• SUPPLIED INFORMATION:
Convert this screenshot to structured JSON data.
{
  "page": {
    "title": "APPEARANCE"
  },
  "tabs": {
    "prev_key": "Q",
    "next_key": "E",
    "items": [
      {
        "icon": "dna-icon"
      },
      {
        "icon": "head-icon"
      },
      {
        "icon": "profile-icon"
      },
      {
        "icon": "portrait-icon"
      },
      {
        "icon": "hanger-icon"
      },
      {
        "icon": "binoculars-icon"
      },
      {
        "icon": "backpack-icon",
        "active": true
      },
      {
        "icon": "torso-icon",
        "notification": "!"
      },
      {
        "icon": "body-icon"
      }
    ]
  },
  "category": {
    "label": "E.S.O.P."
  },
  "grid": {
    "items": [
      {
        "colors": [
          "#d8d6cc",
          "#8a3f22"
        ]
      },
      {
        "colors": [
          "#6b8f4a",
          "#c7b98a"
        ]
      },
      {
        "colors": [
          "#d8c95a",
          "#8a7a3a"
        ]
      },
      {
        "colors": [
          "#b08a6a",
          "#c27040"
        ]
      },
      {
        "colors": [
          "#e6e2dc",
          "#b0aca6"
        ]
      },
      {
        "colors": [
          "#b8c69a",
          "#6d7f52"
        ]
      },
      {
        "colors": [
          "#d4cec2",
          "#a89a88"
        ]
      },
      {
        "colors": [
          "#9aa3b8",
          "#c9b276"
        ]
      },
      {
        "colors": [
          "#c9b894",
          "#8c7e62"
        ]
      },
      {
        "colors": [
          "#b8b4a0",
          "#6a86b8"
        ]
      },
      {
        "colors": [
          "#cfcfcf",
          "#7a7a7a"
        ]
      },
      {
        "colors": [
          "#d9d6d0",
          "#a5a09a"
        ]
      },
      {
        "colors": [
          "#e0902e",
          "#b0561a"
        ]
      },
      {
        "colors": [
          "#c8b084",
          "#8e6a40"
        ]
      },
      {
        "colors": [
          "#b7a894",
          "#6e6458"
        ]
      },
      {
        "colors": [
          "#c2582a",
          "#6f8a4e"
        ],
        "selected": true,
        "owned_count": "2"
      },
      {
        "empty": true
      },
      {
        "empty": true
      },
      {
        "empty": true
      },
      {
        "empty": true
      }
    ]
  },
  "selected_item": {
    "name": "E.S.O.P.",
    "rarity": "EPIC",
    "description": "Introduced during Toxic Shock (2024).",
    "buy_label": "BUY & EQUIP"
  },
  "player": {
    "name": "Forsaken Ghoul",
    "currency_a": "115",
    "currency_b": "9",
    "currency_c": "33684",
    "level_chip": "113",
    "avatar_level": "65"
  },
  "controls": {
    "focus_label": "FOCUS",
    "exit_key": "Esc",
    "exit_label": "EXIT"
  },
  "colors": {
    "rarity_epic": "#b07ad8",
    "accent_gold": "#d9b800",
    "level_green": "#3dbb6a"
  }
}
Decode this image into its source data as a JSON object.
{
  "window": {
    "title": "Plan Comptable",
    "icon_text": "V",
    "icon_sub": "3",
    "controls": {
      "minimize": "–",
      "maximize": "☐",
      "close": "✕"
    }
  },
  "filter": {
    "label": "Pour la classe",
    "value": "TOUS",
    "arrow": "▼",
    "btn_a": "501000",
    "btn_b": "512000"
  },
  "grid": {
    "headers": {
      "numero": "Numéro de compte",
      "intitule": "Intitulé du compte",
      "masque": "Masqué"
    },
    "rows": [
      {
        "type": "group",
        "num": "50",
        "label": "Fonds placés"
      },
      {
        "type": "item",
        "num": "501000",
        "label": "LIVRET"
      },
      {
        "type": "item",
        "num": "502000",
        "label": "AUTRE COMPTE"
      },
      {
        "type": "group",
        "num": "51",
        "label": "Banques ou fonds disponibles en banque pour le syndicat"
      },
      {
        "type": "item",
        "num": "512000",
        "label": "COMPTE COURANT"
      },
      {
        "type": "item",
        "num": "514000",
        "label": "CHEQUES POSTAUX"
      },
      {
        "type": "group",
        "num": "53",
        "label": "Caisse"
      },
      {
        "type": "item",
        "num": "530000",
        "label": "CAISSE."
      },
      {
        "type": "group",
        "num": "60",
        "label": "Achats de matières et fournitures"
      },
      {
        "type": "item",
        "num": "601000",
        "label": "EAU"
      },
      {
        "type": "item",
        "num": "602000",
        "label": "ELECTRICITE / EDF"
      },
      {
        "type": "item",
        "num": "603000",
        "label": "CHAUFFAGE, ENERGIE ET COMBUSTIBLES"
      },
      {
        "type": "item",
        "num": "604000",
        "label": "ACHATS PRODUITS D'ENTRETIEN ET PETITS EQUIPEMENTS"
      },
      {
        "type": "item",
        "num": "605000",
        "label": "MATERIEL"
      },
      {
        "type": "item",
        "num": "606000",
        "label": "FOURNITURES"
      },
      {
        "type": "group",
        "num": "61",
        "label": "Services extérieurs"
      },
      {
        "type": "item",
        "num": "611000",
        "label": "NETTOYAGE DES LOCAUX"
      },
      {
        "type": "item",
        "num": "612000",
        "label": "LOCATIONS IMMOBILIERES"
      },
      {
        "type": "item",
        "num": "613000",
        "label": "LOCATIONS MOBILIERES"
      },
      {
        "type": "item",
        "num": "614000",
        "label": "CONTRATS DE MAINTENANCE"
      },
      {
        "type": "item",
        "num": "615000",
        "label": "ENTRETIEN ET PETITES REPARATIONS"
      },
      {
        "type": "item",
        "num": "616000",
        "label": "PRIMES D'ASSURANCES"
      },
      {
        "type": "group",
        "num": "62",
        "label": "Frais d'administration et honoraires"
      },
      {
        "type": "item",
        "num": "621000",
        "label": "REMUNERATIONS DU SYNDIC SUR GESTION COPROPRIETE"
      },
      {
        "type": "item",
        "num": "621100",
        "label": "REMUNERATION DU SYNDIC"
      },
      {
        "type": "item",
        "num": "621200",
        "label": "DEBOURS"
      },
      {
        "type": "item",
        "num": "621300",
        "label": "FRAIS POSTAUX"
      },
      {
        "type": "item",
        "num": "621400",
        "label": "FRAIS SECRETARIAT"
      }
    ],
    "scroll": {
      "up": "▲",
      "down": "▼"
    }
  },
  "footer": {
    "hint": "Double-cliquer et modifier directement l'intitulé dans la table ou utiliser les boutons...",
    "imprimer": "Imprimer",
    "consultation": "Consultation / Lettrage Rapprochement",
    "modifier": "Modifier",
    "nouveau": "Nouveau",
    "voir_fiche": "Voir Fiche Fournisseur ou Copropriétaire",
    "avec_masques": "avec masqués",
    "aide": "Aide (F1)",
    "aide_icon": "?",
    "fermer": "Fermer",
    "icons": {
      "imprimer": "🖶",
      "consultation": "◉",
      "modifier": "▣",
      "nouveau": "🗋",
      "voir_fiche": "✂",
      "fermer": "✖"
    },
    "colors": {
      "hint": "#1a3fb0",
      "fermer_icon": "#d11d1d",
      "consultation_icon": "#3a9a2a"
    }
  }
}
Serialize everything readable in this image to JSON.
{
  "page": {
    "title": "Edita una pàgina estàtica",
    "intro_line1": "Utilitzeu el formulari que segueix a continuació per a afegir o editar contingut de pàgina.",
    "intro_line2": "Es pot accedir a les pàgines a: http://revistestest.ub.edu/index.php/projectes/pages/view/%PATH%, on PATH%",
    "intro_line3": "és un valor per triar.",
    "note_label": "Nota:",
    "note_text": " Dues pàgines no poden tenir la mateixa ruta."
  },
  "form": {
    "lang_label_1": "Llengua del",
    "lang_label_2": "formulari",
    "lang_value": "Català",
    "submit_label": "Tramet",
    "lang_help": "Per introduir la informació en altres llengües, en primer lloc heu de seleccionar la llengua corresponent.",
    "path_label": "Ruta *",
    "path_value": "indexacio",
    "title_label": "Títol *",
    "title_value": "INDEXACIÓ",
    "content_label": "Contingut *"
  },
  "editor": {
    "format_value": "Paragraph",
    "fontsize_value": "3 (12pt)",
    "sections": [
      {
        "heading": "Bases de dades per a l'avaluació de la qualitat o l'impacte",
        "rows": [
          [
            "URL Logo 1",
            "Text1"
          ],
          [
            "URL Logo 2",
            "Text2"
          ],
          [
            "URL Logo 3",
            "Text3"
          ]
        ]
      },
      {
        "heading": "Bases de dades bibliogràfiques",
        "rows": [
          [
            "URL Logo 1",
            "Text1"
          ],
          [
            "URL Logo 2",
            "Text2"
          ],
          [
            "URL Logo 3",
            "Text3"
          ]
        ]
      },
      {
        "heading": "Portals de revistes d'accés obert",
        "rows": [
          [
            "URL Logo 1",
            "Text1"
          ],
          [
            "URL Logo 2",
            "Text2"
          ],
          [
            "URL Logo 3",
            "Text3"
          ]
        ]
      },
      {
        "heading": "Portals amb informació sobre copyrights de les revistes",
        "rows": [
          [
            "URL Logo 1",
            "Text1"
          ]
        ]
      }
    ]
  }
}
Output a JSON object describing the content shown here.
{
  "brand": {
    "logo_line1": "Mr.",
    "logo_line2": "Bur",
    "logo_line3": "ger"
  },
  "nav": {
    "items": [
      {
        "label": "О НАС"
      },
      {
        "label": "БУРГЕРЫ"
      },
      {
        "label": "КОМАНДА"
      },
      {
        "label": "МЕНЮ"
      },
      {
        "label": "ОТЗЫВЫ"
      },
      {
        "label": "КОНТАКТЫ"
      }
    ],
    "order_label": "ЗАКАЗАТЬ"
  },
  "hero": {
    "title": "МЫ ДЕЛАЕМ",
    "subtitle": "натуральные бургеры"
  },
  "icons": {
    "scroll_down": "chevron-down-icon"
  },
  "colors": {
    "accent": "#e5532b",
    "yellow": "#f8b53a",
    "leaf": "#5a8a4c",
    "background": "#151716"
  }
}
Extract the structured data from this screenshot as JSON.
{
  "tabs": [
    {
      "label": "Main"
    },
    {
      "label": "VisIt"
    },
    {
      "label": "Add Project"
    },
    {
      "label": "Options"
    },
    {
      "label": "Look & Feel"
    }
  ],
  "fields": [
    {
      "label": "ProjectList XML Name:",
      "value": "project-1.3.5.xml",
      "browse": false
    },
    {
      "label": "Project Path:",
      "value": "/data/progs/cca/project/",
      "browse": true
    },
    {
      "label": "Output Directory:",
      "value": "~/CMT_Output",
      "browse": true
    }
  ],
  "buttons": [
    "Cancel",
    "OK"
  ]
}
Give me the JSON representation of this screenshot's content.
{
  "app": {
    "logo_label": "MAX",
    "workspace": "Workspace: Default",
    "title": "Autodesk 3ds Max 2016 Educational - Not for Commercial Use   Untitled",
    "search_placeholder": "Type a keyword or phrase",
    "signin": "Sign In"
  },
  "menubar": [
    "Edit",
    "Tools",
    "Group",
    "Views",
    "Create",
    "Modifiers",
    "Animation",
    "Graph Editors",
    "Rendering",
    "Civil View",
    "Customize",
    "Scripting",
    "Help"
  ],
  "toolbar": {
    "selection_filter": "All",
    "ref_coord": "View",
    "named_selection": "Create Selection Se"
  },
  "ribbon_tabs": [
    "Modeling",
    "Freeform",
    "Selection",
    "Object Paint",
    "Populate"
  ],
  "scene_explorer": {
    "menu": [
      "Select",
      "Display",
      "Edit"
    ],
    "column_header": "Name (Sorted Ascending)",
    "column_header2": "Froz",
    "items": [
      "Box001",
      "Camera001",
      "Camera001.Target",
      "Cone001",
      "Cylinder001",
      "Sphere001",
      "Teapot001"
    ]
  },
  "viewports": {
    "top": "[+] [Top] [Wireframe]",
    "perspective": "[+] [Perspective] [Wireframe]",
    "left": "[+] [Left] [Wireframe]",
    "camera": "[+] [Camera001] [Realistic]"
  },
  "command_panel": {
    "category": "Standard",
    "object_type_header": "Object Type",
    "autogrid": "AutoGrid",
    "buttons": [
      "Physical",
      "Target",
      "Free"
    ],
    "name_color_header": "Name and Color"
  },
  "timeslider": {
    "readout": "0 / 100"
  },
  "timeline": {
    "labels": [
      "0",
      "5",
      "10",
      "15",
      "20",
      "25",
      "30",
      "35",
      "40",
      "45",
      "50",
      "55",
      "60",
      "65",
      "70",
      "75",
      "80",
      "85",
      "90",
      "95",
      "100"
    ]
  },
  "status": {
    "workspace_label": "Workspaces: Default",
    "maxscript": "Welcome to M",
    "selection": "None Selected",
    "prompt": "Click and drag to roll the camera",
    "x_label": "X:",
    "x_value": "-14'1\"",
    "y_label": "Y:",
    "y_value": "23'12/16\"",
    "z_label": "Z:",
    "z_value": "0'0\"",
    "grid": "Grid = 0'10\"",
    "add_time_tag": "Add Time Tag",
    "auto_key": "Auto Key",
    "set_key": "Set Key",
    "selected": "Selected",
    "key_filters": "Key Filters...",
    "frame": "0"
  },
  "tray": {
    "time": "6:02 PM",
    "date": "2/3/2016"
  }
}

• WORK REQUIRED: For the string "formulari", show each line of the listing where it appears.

• ANSWER SECTION:
    "intro_line1": "Utilitzeu el formulari que segueix a continuació per a afegir o editar contingut de pàgina.",
    "lang_label_2": "formulari",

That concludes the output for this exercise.